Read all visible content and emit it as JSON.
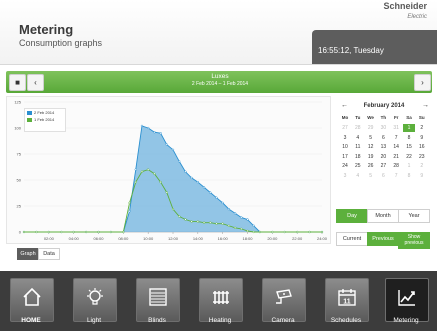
{
  "header": {
    "title": "Metering",
    "subtitle": "Consumption graphs",
    "brand": "Schneider",
    "brand_sub": "Electric",
    "clock": "16:55:12, Tuesday"
  },
  "toolbar": {
    "title": "Luxes",
    "range": "2 Feb 2014 – 1 Feb 2014",
    "menu_icon": "menu-icon",
    "prev_icon": "chevron-left-icon",
    "next_icon": "chevron-right-icon"
  },
  "tabs": {
    "graph": "Graph",
    "data": "Data"
  },
  "legend": [
    {
      "label": "2 Feb 2014",
      "color": "#2a8fd0"
    },
    {
      "label": "1 Feb 2014",
      "color": "#5cb03c"
    }
  ],
  "chart_data": {
    "type": "area",
    "title": "",
    "x": [
      "02:00",
      "04:00",
      "06:00",
      "08:00",
      "10:00",
      "12:00",
      "14:00",
      "16:00",
      "18:00",
      "20:00",
      "22:00",
      "24:00"
    ],
    "ylim": [
      0,
      125
    ],
    "yticks": [
      "0",
      "25",
      "50",
      "75",
      "100",
      "125"
    ],
    "series": [
      {
        "name": "2 Feb 2014",
        "color": "#2a8fd0",
        "points": [
          [
            0,
            0
          ],
          [
            1,
            0
          ],
          [
            2,
            0
          ],
          [
            3,
            0
          ],
          [
            4,
            0
          ],
          [
            5,
            0
          ],
          [
            6,
            0
          ],
          [
            7,
            0
          ],
          [
            8,
            0
          ],
          [
            8.5,
            20
          ],
          [
            9,
            60
          ],
          [
            9.5,
            102
          ],
          [
            10,
            100
          ],
          [
            10.5,
            96
          ],
          [
            11,
            95
          ],
          [
            11.5,
            84
          ],
          [
            12,
            79
          ],
          [
            12.5,
            68
          ],
          [
            13,
            58
          ],
          [
            13.5,
            52
          ],
          [
            14,
            48
          ],
          [
            14.5,
            43
          ],
          [
            15,
            38
          ],
          [
            15.5,
            33
          ],
          [
            16,
            28
          ],
          [
            16.5,
            22
          ],
          [
            17,
            18
          ],
          [
            17.5,
            14
          ],
          [
            18,
            12
          ],
          [
            18.5,
            6
          ],
          [
            19,
            0
          ],
          [
            20,
            0
          ],
          [
            21,
            0
          ],
          [
            22,
            0
          ],
          [
            23,
            0
          ],
          [
            24,
            0
          ]
        ]
      },
      {
        "name": "1 Feb 2014",
        "color": "#5cb03c",
        "points": [
          [
            0,
            0
          ],
          [
            1,
            0
          ],
          [
            2,
            0
          ],
          [
            3,
            0
          ],
          [
            4,
            0
          ],
          [
            5,
            0
          ],
          [
            6,
            0
          ],
          [
            7,
            0
          ],
          [
            8,
            0
          ],
          [
            8.5,
            28
          ],
          [
            9,
            48
          ],
          [
            9.5,
            58
          ],
          [
            10,
            60
          ],
          [
            10.5,
            56
          ],
          [
            11,
            48
          ],
          [
            11.5,
            38
          ],
          [
            12,
            22
          ],
          [
            12.5,
            15
          ],
          [
            13,
            12
          ],
          [
            13.5,
            10
          ],
          [
            14,
            10
          ],
          [
            14.5,
            9
          ],
          [
            15,
            9
          ],
          [
            15.5,
            8
          ],
          [
            16,
            8
          ],
          [
            16.5,
            6
          ],
          [
            17,
            4
          ],
          [
            17.5,
            3
          ],
          [
            18,
            1
          ],
          [
            18.5,
            0
          ],
          [
            19,
            0
          ],
          [
            20,
            0
          ],
          [
            21,
            0
          ],
          [
            22,
            0
          ],
          [
            23,
            0
          ],
          [
            24,
            0
          ]
        ]
      }
    ]
  },
  "calendar": {
    "title": "February 2014",
    "weekdays": [
      "Mo",
      "Tu",
      "We",
      "Th",
      "Fr",
      "Sa",
      "Su"
    ],
    "rows": [
      [
        "27",
        "28",
        "29",
        "30",
        "31",
        "1",
        "2"
      ],
      [
        "3",
        "4",
        "5",
        "6",
        "7",
        "8",
        "9"
      ],
      [
        "10",
        "11",
        "12",
        "13",
        "14",
        "15",
        "16"
      ],
      [
        "17",
        "18",
        "19",
        "20",
        "21",
        "22",
        "23"
      ],
      [
        "24",
        "25",
        "26",
        "27",
        "28",
        "1",
        "2"
      ],
      [
        "3",
        "4",
        "5",
        "6",
        "7",
        "8",
        "9"
      ]
    ],
    "selected_day": "1",
    "periods": [
      "Day",
      "Month",
      "Year"
    ],
    "active_period": "Day",
    "compare": [
      "Current",
      "Previous",
      "Show previous"
    ],
    "active_compare": "Previous"
  },
  "nav": [
    {
      "label": "HOME",
      "icon": "home-icon"
    },
    {
      "label": "Light",
      "icon": "lightbulb-icon"
    },
    {
      "label": "Blinds",
      "icon": "blinds-icon"
    },
    {
      "label": "Heating",
      "icon": "radiator-icon"
    },
    {
      "label": "Camera",
      "icon": "camera-icon"
    },
    {
      "label": "Schedules",
      "icon": "calendar-icon"
    },
    {
      "label": "Metering",
      "icon": "chart-icon"
    }
  ],
  "nav_active": "Metering"
}
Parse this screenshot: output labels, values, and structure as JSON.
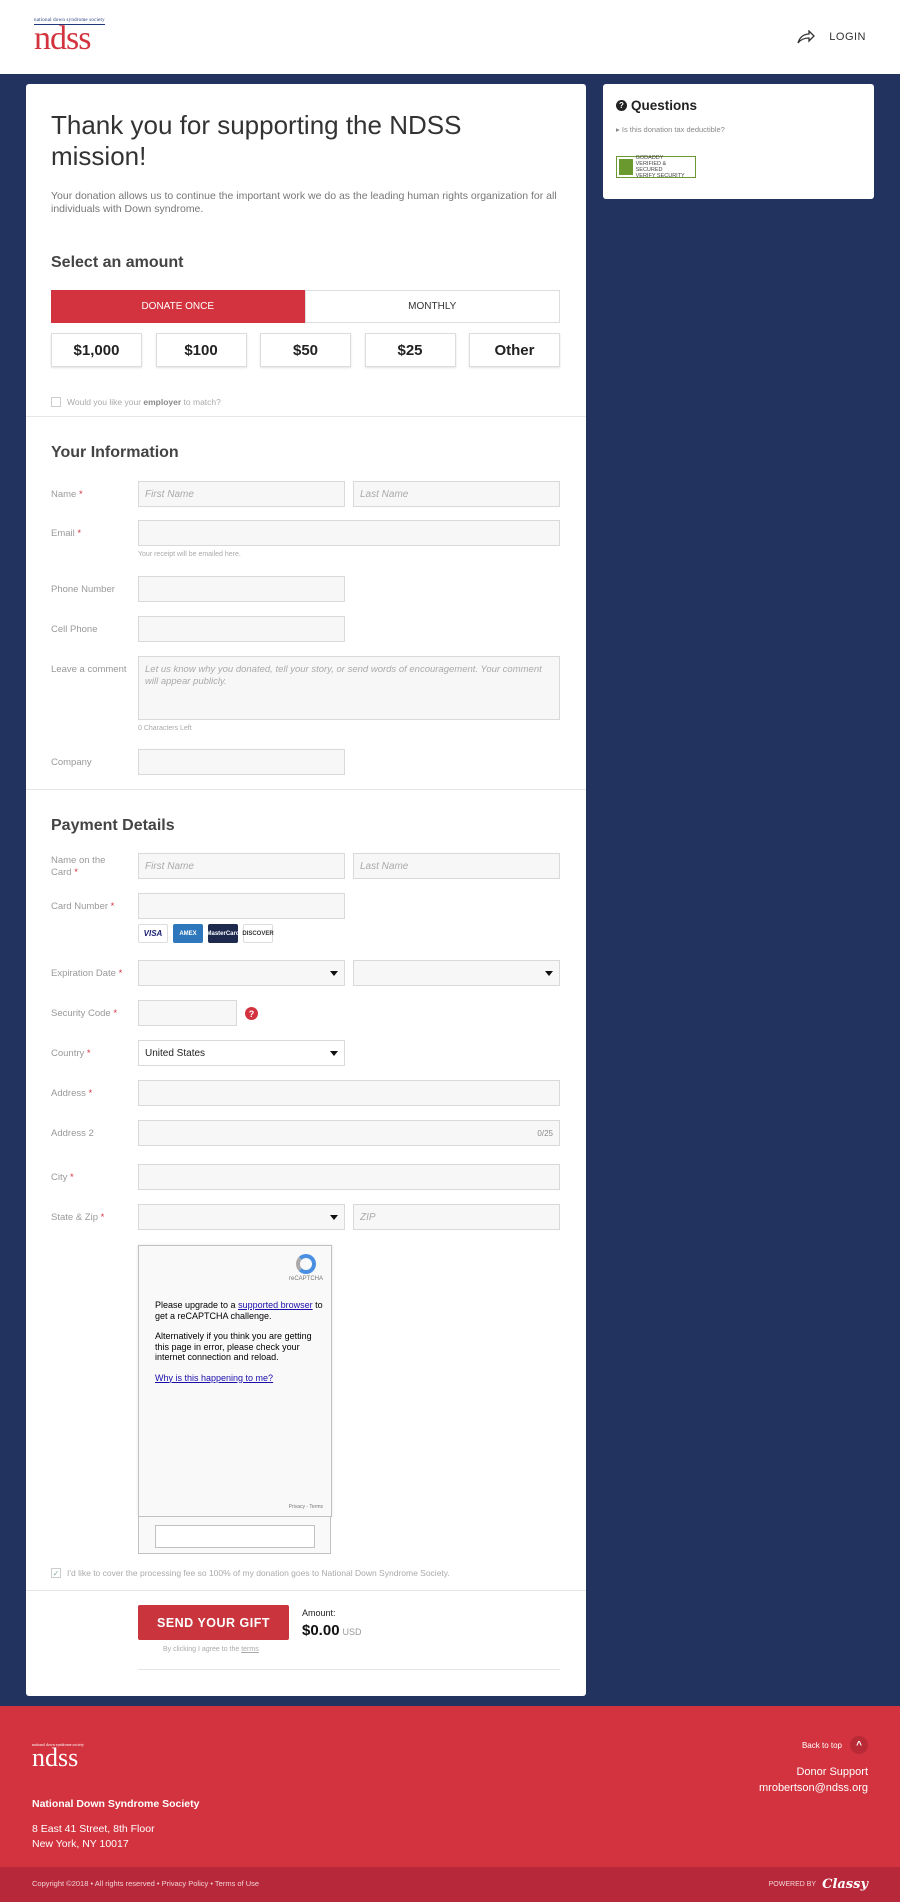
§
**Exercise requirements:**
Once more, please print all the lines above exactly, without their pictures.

**Response for this exercise:**
Read all visible content and emit it as JSON.
{
  "header": {
    "title": "Metering",
    "subtitle": "Consumption graphs",
    "brand": "Schneider",
    "brand_sub": "Electric",
    "clock": "16:55:12, Tuesday"
  },
  "toolbar": {
    "title": "Luxes",
    "range": "2 Feb 2014 – 1 Feb 2014",
    "menu_icon": "menu-icon",
    "prev_icon": "chevron-left-icon",
    "next_icon": "chevron-right-icon"
  },
  "tabs": {
    "graph": "Graph",
    "data": "Data"
  },
  "legend": [
    {
      "label": "2 Feb 2014",
      "color": "#2a8fd0"
    },
    {
      "label": "1 Feb 2014",
      "color": "#5cb03c"
    }
  ],
  "chart_data": {
    "type": "area",
    "title": "",
    "x": [
      "02:00",
      "04:00",
      "06:00",
      "08:00",
      "10:00",
      "12:00",
      "14:00",
      "16:00",
      "18:00",
      "20:00",
      "22:00",
      "24:00"
    ],
    "ylim": [
      0,
      125
    ],
    "yticks": [
      "0",
      "25",
      "50",
      "75",
      "100",
      "125"
    ],
    "series": [
      {
        "name": "2 Feb 2014",
        "color": "#2a8fd0",
        "points": [
          [
            0,
            0
          ],
          [
            1,
            0
          ],
          [
            2,
            0
          ],
          [
            3,
            0
          ],
          [
            4,
            0
          ],
          [
            5,
            0
          ],
          [
            6,
            0
          ],
          [
            7,
            0
          ],
          [
            8,
            0
          ],
          [
            8.5,
            20
          ],
          [
            9,
            60
          ],
          [
            9.5,
            102
          ],
          [
            10,
            100
          ],
          [
            10.5,
            96
          ],
          [
            11,
            95
          ],
          [
            11.5,
            84
          ],
          [
            12,
            79
          ],
          [
            12.5,
            68
          ],
          [
            13,
            58
          ],
          [
            13.5,
            52
          ],
          [
            14,
            48
          ],
          [
            14.5,
            43
          ],
          [
            15,
            38
          ],
          [
            15.5,
            33
          ],
          [
            16,
            28
          ],
          [
            16.5,
            22
          ],
          [
            17,
            18
          ],
          [
            17.5,
            14
          ],
          [
            18,
            12
          ],
          [
            18.5,
            6
          ],
          [
            19,
            0
          ],
          [
            20,
            0
          ],
          [
            21,
            0
          ],
          [
            22,
            0
          ],
          [
            23,
            0
          ],
          [
            24,
            0
          ]
        ]
      },
      {
        "name": "1 Feb 2014",
        "color": "#5cb03c",
        "points": [
          [
            0,
            0
          ],
          [
            1,
            0
          ],
          [
            2,
            0
          ],
          [
            3,
            0
          ],
          [
            4,
            0
          ],
          [
            5,
            0
          ],
          [
            6,
            0
          ],
          [
            7,
            0
          ],
          [
            8,
            0
          ],
          [
            8.5,
            28
          ],
          [
            9,
            48
          ],
          [
            9.5,
            58
          ],
          [
            10,
            60
          ],
          [
            10.5,
            56
          ],
          [
            11,
            48
          ],
          [
            11.5,
            38
          ],
          [
            12,
            22
          ],
          [
            12.5,
            15
          ],
          [
            13,
            12
          ],
          [
            13.5,
            10
          ],
          [
            14,
            10
          ],
          [
            14.5,
            9
          ],
          [
            15,
            9
          ],
          [
            15.5,
            8
          ],
          [
            16,
            8
          ],
          [
            16.5,
            6
          ],
          [
            17,
            4
          ],
          [
            17.5,
            3
          ],
          [
            18,
            1
          ],
          [
            18.5,
            0
          ],
          [
            19,
            0
          ],
          [
            20,
            0
          ],
          [
            21,
            0
          ],
          [
            22,
            0
          ],
          [
            23,
            0
          ],
          [
            24,
            0
          ]
        ]
      }
    ]
  },
  "calendar": {
    "title": "February 2014",
    "weekdays": [
      "Mo",
      "Tu",
      "We",
      "Th",
      "Fr",
      "Sa",
      "Su"
    ],
    "rows": [
      [
        "27",
        "28",
        "29",
        "30",
        "31",
        "1",
        "2"
      ],
      [
        "3",
        "4",
        "5",
        "6",
        "7",
        "8",
        "9"
      ],
      [
        "10",
        "11",
        "12",
        "13",
        "14",
        "15",
        "16"
      ],
      [
        "17",
        "18",
        "19",
        "20",
        "21",
        "22",
        "23"
      ],
      [
        "24",
        "25",
        "26",
        "27",
        "28",
        "1",
        "2"
      ],
      [
        "3",
        "4",
        "5",
        "6",
        "7",
        "8",
        "9"
      ]
    ],
    "selected_day": "1",
    "periods": [
      "Day",
      "Month",
      "Year"
    ],
    "active_period": "Day",
    "compare": [
      "Current",
      "Previous",
      "Show previous"
    ],
    "active_compare": "Previous"
  },
  "nav": [
    {
      "label": "HOME",
      "icon": "home-icon"
    },
    {
      "label": "Light",
      "icon": "lightbulb-icon"
    },
    {
      "label": "Blinds",
      "icon": "blinds-icon"
    },
    {
      "label": "Heating",
      "icon": "radiator-icon"
    },
    {
      "label": "Camera",
      "icon": "camera-icon"
    },
    {
      "label": "Schedules",
      "icon": "calendar-icon"
    },
    {
      "label": "Metering",
      "icon": "chart-icon"
    }
  ],
  "nav_active": "Metering"
}
Parse this screenshot: output labels, values, and structure as JSON.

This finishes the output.